Eventually, we reach the limits of dialogue. No matter how many sound reasons I propose for believing in a creator, there will always be someone who deems my position indefensible. There will always be someone who won’t even get to my reasons, presuming the whole project to be rotten. For every John Polkinghorne, there will always be a Lawrence Krauss. For every Francis Collins, there will always be a Richard Dawkins.
If true, this could leave you discouraged about the possibility of persuading others to adopt your position. But as the article notes, argumentation isn’t the only form of persuasion:
This post reminds me both of the debate over natural law ethics that swept through the Christian blogosphere a few weeks back and a post I wrote for this site called “The New Apologetic.” Both of these concerned, among other things, the question of the persuasiveness of rational argument in our age.
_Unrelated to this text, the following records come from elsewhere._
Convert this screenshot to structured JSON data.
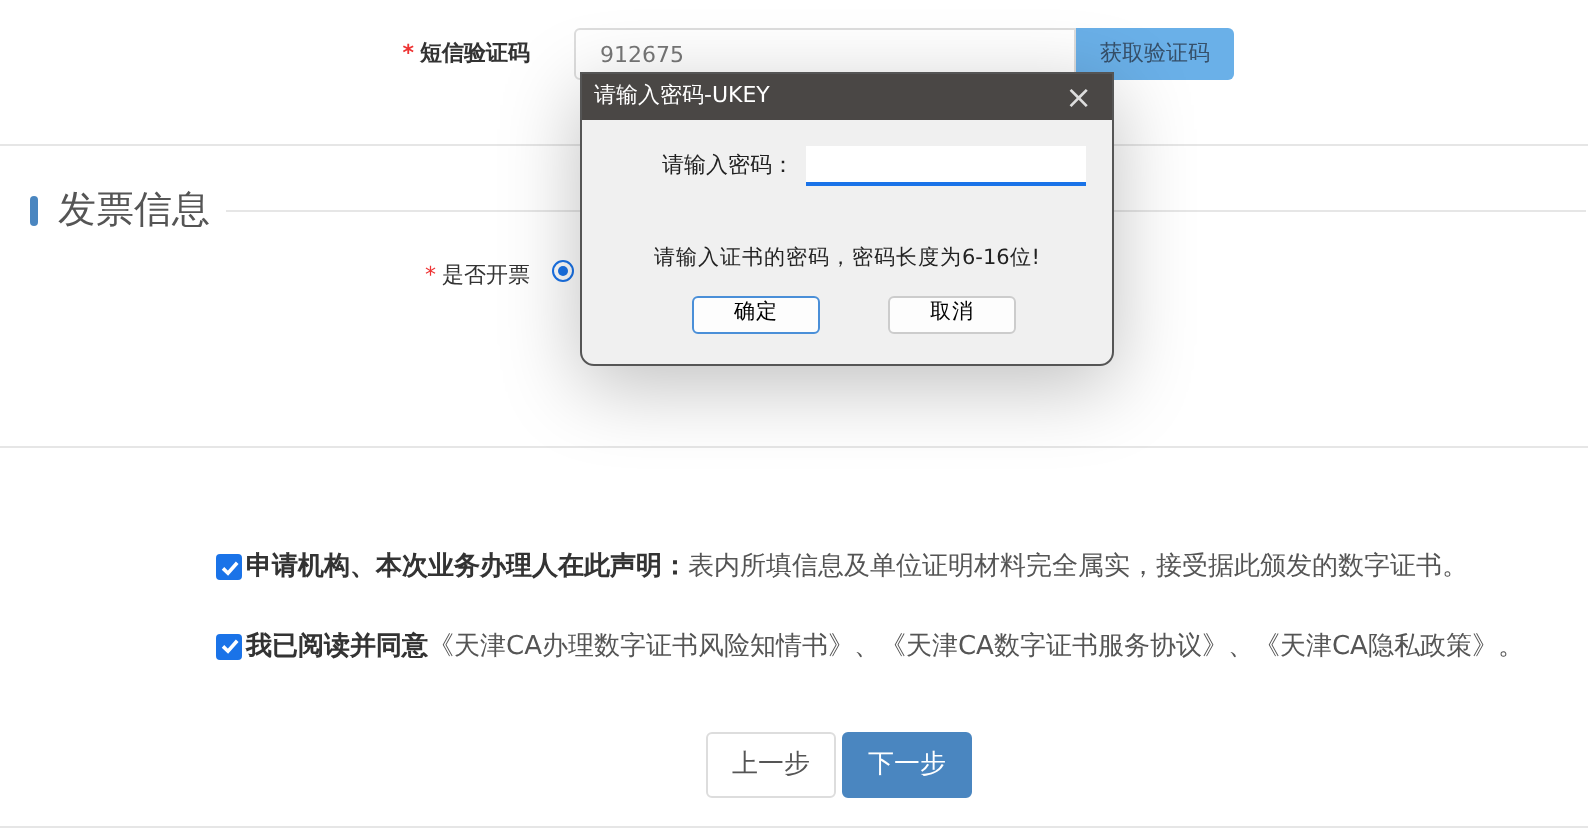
{
  "sms_code": {
    "required_mark": "*",
    "label": "短信验证码",
    "value": "912675",
    "button": "获取验证码"
  },
  "invoice_section": {
    "title": "发票信息"
  },
  "invoice_field": {
    "required_mark": "*",
    "label": "是否开票",
    "radio_selected": true
  },
  "declarations": [
    {
      "text": "**申请机构、本次业务办理人在此声明：**表内所填信息及单位证明材料完全属实，接受据此颁发的数字证书。",
      "checked": true
    },
    {
      "text": "**我已阅读并同意**《天津CA办理数字证书风险知情书》、《天津CA数字证书服务协议》、《天津CA隐私政策》。",
      "checked": true
    }
  ],
  "nav_buttons": [
    {
      "label": "上一步",
      "kind": "secondary"
    },
    {
      "label": "下一步",
      "kind": "primary"
    }
  ],
  "dialog": {
    "title": "请输入密码-UKEY",
    "close": "×",
    "field_label": "请输入密码：",
    "hint": "请输入证书的密码，密码长度为6-16位!",
    "ok": "确定",
    "cancel": "取消"
  }
}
We have to distinguish two questions. First, is it technically possible to argue for God’s existence or to construct a moral system using only neutral, secular premises? The second, are such arguments in practice effective?
We do not, in the meantime, stand idle. Without renouncing our intellectual tradition, we remember that discipleship is not measured in the success of our arguments. The world is not a jury. The measure of our response to the empty tomb is perhaps best indicated by a picture that circulated throughout the internet after Pope Francis’s election. It is a picture of him, then a cardinal, washing the feet of a patient with AIDS. It brought me to silence: that photo alone was a new kind of introduction to Christianity, a reminder that all our reading and writing amount to nothing if we don’t go and do likewise.
A lot of the debate tends to get focused around the first question, or tends to conflate the two, but the second on its own is an important question. The First Things article makes the point that even if neutral reasoning is technically possible, in an actual real dialogic situation, you’re usually going to reach the limits of that. The media reaction to Pope Francis was a well-chosen case-in-point. If I’m honest, I would say that the love affair over the new Pope’s bus rides is a little superficial and comical. But it’s never the less the case that gestures of solidarity like that have done more in the past week to generate a flurry of positive press for the Catholic Church than most anything else in recent memory.
The church doesn’t have to choose between different forms of persuasion. But I think it’s fair to say that, especially in conservative Christian circles, traditional apologetics has been over-emphasized. Apologetics camps and academies have sprung up across the country in recent decades. Recovering a holistic sense of persuasion is a central task before the church.